TASK DIRECTIONS: Among the entries that follow, find every line with the word "icon" and copy it.

DATASET ENTRIES:
+===+
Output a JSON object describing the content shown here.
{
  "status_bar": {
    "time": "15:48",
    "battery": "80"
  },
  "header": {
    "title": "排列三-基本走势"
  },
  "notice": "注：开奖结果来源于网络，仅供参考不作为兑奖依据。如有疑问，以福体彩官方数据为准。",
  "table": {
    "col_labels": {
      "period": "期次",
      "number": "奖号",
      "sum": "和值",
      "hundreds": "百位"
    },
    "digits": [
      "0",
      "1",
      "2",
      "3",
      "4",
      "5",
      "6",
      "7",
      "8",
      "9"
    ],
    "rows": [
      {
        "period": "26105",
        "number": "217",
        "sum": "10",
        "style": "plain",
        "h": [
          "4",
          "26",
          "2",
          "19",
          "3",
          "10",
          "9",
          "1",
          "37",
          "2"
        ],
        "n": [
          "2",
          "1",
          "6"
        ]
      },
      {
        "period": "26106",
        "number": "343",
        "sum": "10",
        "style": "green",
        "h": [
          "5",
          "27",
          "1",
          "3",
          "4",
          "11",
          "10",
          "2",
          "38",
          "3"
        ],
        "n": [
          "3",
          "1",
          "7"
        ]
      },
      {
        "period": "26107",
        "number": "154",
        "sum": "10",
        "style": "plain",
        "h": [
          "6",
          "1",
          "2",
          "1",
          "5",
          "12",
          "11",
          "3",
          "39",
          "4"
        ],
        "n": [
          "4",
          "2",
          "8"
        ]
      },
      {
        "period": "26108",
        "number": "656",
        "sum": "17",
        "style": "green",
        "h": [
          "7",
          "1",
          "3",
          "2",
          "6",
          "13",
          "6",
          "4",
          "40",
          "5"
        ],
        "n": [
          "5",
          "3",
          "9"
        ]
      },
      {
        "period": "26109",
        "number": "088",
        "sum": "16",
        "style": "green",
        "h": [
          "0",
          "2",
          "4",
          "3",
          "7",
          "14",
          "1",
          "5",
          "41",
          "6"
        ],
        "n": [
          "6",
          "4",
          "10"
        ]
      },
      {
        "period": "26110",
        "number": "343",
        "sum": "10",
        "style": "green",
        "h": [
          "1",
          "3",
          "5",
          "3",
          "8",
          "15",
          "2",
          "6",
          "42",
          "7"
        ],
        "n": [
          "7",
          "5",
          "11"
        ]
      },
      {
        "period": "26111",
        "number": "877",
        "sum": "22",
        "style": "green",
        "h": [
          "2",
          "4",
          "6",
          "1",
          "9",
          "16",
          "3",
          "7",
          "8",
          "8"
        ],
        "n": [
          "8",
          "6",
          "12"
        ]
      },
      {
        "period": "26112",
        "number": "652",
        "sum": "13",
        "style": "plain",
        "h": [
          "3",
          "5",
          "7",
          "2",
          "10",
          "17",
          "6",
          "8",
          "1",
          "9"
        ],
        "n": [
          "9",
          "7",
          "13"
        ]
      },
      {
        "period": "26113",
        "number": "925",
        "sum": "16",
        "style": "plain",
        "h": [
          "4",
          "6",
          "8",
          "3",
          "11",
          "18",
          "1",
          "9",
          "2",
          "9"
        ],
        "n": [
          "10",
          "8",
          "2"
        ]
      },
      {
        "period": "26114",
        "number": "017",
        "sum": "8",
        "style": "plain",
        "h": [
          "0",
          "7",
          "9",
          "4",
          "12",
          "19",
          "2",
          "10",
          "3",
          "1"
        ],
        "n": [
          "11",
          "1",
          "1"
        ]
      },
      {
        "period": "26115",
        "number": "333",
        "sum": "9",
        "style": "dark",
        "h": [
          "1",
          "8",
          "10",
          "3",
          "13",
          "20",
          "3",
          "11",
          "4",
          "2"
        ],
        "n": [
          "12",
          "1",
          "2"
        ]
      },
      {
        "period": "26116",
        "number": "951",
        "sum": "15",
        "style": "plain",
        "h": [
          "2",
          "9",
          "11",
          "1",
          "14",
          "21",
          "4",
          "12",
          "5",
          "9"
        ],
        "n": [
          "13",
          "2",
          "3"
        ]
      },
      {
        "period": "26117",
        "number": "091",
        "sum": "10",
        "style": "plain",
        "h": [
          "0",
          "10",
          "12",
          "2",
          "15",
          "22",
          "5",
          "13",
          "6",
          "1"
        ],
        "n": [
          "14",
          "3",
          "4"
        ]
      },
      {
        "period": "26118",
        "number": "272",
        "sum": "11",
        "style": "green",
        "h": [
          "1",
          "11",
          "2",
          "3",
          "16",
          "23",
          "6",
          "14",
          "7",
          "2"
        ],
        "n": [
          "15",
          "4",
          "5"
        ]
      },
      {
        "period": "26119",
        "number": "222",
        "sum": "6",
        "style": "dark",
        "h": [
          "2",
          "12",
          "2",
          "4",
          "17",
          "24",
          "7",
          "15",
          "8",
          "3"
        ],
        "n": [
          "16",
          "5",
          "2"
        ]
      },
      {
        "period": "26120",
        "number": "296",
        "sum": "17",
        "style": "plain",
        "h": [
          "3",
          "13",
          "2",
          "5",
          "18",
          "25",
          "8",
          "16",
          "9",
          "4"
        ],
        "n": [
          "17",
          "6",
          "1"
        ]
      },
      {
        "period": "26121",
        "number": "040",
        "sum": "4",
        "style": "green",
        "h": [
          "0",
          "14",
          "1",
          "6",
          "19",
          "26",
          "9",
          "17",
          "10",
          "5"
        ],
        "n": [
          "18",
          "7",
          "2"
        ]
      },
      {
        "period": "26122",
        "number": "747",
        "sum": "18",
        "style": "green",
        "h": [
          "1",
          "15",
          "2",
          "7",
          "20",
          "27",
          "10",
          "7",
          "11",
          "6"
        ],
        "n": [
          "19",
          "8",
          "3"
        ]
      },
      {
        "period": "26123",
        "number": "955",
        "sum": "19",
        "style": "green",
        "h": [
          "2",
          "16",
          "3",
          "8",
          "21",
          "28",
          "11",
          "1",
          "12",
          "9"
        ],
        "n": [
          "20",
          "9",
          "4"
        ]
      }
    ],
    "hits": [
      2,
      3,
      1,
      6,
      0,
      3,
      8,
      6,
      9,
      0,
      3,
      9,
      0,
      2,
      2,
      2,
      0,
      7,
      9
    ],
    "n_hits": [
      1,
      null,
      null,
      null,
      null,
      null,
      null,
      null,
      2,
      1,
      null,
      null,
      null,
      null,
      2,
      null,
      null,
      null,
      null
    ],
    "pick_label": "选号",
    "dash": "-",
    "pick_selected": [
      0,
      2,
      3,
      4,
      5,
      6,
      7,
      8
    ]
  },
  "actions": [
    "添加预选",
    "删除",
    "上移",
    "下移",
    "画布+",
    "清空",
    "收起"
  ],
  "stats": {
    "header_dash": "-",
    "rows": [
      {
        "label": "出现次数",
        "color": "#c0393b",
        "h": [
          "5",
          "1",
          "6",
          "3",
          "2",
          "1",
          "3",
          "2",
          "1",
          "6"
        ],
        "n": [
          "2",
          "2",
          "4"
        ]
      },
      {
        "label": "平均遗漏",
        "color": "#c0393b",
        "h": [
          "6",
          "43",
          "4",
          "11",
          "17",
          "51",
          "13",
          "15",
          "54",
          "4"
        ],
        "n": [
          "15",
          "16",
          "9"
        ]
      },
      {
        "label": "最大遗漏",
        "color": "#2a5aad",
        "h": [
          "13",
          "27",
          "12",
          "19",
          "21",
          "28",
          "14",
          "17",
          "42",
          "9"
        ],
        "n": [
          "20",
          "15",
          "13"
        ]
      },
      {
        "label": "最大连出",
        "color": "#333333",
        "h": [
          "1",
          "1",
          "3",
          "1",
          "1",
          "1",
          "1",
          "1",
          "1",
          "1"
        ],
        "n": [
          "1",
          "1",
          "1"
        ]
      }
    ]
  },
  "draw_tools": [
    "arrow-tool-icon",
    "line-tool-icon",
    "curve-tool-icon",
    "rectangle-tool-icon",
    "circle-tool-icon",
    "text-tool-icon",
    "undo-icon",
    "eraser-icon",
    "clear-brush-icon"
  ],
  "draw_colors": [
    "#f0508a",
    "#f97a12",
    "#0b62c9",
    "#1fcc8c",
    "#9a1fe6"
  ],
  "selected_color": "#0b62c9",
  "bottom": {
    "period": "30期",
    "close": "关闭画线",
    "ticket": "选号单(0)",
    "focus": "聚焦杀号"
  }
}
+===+
ANSWER BELOW:
    "arrow-tool-icon",
    "line-tool-icon",
    "curve-tool-icon",
    "rectangle-tool-icon",
    "circle-tool-icon",
    "text-tool-icon",
    "undo-icon",
    "eraser-icon",
    "clear-brush-icon"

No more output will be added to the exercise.